More Gaza Theodicy
I guess I should have seen this coming:
The bird flu outbreak in southern Israel is God's punishment for the Gaza Strip and northern West Bank disengagement, National Jewish Front Chairman Baruch Marzel says.I'm glad he is "certain". And apparently, not only does he feel that this is a general punishment, but the particular community that is affected by the avian flu is getting directly punished for their actions during the disengagement:
"You were punished by God and now you'll have to ask for the forgiveness of Gush Katif residents," Marzel wrote in a letter to southern residents whose communities were affected by bird flu.
In the wake of the bird flu outbreak, rightists have been voicing various theories regarding the connection between the disease and the implementation of the pullout. Marzel himself is certain such connection exists.
"The kibbutz was used to house the expulsion headquarters because of greed, and therefore the bird flu outbreak happened there of all places," the far right leader wrote in his letter to Ein HaShlosha kibbutz.I imagine that if some in the anti-disengagement camp felt that the tragedy of Hurricane Katrina that befell the destitute of the United States Gulf Coast was somehow in retribution for the disengagement, it's to only be expected that the same people would draw similar conclusions about God's intent when tragedy falls so much closer to the scene of the "crime", as it were. I can only echo now what I said back then.

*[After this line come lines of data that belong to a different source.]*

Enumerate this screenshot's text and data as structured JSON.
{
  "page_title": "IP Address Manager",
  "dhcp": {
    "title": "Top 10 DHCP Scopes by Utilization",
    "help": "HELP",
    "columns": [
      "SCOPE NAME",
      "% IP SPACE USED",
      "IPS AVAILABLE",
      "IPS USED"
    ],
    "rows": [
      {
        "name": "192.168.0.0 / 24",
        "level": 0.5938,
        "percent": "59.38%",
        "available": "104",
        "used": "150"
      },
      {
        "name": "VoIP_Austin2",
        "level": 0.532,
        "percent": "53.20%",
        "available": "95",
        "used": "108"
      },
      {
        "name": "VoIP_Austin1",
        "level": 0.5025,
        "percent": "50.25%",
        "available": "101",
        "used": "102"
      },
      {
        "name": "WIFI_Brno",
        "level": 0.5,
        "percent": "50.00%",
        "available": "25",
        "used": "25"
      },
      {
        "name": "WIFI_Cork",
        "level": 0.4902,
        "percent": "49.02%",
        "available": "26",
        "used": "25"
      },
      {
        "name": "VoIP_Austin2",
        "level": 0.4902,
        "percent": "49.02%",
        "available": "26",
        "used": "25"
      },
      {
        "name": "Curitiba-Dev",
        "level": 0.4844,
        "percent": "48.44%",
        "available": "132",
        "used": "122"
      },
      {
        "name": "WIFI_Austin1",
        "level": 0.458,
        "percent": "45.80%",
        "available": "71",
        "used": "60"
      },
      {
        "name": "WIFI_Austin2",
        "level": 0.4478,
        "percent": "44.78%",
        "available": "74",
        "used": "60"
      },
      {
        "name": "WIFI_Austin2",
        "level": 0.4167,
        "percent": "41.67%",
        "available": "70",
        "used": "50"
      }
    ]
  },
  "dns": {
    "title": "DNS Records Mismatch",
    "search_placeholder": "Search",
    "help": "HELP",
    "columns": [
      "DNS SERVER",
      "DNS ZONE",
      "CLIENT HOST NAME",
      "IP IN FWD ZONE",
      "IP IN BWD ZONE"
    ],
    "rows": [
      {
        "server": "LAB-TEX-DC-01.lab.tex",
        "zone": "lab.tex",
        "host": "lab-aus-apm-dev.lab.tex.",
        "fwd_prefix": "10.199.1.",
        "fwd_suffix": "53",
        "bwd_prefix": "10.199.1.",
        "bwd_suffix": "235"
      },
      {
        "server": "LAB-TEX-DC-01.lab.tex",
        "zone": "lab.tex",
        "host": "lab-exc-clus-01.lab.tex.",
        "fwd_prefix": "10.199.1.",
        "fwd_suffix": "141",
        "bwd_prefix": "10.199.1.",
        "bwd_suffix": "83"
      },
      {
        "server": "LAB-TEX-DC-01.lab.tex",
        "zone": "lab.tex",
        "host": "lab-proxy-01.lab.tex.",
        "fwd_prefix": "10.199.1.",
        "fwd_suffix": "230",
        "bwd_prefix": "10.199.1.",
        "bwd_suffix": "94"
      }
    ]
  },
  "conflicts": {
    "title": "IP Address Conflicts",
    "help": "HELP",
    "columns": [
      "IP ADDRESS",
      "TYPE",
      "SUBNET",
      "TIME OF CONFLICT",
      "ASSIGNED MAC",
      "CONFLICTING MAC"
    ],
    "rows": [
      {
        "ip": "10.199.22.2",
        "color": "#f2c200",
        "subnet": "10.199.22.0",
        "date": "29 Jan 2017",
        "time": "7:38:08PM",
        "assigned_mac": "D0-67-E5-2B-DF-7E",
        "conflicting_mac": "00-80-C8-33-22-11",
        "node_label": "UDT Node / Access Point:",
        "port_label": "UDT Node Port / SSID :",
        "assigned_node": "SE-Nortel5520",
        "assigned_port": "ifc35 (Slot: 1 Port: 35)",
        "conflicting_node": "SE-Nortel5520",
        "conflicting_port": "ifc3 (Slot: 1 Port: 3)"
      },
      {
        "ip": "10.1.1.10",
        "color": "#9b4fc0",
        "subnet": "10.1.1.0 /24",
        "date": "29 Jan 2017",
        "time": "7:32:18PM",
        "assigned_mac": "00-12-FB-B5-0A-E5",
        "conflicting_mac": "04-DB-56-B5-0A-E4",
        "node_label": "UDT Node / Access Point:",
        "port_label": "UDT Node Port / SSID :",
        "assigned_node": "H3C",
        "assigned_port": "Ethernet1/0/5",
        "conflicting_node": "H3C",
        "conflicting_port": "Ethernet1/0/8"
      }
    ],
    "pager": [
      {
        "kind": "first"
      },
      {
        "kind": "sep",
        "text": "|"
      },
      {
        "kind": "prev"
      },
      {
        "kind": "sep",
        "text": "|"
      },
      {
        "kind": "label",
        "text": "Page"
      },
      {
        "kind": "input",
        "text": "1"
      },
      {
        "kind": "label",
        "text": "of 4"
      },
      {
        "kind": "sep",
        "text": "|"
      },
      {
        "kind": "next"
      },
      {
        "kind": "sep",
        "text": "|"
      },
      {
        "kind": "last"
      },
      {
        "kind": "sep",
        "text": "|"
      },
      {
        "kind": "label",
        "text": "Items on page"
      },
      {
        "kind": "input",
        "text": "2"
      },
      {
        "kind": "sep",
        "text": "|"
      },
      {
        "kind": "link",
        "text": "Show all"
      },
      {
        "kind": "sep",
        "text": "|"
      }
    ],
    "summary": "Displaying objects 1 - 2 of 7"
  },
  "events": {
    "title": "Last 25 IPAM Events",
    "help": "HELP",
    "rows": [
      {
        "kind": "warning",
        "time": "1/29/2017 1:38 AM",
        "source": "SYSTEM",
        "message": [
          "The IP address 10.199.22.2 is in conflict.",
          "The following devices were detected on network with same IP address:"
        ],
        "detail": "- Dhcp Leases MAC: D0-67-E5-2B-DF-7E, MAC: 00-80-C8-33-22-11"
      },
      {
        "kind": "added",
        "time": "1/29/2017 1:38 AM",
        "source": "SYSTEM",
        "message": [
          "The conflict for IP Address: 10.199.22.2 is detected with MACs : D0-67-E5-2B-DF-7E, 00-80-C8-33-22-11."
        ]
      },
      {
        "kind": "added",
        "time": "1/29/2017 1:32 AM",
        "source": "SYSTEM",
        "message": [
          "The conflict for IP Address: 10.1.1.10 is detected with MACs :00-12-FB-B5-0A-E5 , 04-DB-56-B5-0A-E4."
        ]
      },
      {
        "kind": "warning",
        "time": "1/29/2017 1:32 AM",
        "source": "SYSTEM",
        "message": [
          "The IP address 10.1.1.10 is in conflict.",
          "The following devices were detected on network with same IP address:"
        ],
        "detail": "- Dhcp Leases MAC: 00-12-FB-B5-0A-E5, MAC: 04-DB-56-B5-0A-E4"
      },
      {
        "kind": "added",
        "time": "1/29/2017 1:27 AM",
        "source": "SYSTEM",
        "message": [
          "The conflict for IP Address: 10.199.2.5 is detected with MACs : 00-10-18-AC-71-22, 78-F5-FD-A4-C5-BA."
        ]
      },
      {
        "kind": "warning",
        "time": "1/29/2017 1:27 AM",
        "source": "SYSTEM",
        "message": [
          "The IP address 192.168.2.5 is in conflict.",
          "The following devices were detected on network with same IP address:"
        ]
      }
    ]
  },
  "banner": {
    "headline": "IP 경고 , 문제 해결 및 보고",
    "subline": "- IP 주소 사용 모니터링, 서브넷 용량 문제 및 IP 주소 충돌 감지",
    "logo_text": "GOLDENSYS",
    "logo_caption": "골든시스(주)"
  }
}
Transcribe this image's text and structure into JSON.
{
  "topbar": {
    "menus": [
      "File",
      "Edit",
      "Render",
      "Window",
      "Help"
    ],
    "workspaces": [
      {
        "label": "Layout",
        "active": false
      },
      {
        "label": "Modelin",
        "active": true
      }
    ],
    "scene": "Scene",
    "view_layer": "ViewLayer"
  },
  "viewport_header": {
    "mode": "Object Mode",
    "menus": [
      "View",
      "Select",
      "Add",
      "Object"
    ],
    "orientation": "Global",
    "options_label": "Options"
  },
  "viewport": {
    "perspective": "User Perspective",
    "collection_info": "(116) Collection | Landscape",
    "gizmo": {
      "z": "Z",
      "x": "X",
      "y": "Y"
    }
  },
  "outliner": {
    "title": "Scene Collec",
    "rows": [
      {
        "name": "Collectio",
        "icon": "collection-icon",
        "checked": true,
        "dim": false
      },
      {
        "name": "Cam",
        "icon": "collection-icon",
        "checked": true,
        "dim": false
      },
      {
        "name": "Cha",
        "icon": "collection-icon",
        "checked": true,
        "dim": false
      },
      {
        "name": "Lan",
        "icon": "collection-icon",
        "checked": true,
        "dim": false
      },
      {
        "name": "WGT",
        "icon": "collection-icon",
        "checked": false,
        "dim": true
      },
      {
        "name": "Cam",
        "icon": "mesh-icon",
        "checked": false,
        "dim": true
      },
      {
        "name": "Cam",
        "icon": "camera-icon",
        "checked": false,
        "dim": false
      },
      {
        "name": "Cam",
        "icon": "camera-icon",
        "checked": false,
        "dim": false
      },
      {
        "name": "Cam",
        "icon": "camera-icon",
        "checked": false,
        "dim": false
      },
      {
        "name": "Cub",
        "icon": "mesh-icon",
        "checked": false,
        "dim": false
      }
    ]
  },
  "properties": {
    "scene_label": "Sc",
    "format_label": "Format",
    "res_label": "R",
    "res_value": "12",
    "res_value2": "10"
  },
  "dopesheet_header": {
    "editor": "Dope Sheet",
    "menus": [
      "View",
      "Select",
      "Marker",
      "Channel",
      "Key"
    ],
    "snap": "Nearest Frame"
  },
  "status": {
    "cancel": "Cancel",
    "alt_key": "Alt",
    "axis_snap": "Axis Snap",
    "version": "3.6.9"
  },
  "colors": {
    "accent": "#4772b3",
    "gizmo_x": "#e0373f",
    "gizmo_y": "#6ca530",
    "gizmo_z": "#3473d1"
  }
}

I detest any attempts to declare, with certainty, any sort of misfortune that befalls our fellow humans as punishment for one supposed crime or another.
Marzel later told Ynet that anti-pullout activists were pained by the fact nearby southern communities did nothing to help Gush Katif residents.
"They were neighbors, and so even if politically they do not support (the settlements of) Judea and Samaria, they should have assisted their neighbors," Marzel said. "Yet they made money from the expulsion of Gush Katif residents."
Marzel added southern residents should ask former Gazans for forgiveness and then seek advice with leading rabbis.
"Maybe that will help them," he said.